Bacta has fired the starting gun on its engagement with DCMS regarding an uplift in the maximum permitted stake and prize levels which for some categories have remained at their current levels since 2011 and as a consequence undermined the land-based sector’s ability to compete with other forms of gambling entertainment.
The lead body representing the UK land-based gaming entertainment sector has submitted proposals to Secretary of State the Rt Hon Lucy Frazer KC MP outlining an evidence-based case for stake and prize increases across Categories C, B3, B3A and B4. For Category D cranes bacta is proposing no change in stake but an increase in maximum prize levels from £50 to £75.
For Category C which last experienced an increase a decade ago, bacta is arguing for a stake/prize of £1.50/£150; for B3 and B3A the proposed uplift is to £2.50/£750 and B4 £2.50/£750.
Explaining the importance of securing an uplift and continuing the industry’s ability to continue to invest across economies at local, regional and national levels bacta National President John Bollom stated: “Bacta member operators were extremely disappointed that the reintroduction of the Triennial Review which served the industry so well, was not included in the White Paper.
“Bacta is mindful of the importance of prioritising the White Paper consultations and for reforms to be delivered during this Parliament but we must also keep stake and prize levels and the mechanism to determine them firmly on the agenda.”
Using the Bank of England inflation calculator, the levels proposed by bacta are below the cumulative impact of inflation over the past decade. Bacta’s submission argues: “It should be noted that whilst these proposed maximums reflect a less than inflationary increase, this will not reduce the pay-out percentages for the player, and therefore regardless of the stake selected the player is not disadvantaged in any way. It should be noted that any amounts retained by the machine will not increase by the same percentage amounts as a large proportion of any stake is returned to the player as a prize. It should be further noted that players do not all stake at the maximums. The average stake for a machine is circa 60 percent of the maximum permitted.”
In relation to crane grabbers bacta stated: “We feel at this stage that a maximum permitted £1 stake is sufficient. The cost of the prizes used in these machines however, has risen significantly and their value to players has been correspondingly eroded by inflation. We are therefore proposing an uplift to recapture that value proposition for what is a relatively small number of machines in the market (3,000). It should be noted that Government agreed to raise the maximum permitted prize on these machines to £60 in 2013 but didn’t enact the necessary legislation.”
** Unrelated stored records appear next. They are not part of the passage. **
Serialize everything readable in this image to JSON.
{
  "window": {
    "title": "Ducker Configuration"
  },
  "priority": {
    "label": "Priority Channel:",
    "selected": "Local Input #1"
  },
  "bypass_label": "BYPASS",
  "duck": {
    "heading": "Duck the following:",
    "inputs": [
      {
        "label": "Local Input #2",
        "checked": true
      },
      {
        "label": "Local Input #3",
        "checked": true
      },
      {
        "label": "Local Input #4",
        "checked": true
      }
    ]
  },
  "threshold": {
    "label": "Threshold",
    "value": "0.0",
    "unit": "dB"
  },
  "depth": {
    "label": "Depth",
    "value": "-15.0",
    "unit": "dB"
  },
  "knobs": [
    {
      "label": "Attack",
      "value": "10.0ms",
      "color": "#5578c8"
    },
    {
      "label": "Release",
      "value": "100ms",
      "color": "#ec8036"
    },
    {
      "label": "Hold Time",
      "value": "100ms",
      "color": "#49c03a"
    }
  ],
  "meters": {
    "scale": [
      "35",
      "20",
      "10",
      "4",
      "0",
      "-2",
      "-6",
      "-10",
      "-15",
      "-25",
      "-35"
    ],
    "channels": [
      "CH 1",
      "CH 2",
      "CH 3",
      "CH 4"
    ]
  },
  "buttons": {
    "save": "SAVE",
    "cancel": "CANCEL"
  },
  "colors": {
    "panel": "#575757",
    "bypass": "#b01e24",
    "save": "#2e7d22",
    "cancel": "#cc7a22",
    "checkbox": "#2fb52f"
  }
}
Addressing the central importance of maintaining the industry’s exemplary commitment to player protection bacta’s submission points out that restoring stake and prize levels to what they were cannot logically increase the risk of harm, stating that “players will always have the option of playing at a lower stake and prize if that is what they wish to do and many will, as we know from current player behaviour. This was not the case in the past when multi-staking was not available. The machines are not going to change, just the maximum permitted price and prize.”
Underlining the unique set of challenges which face the industry John Bollom noted: “Unlike any other business, we cannot pass our costs on to the consumer and our proposals are required to simply keep better pace with inflation. Without regular increases in the maximums permitted, the industry’s ability to bring jobs and economic benefit to the high street and to coastal communities will be severely undermined.”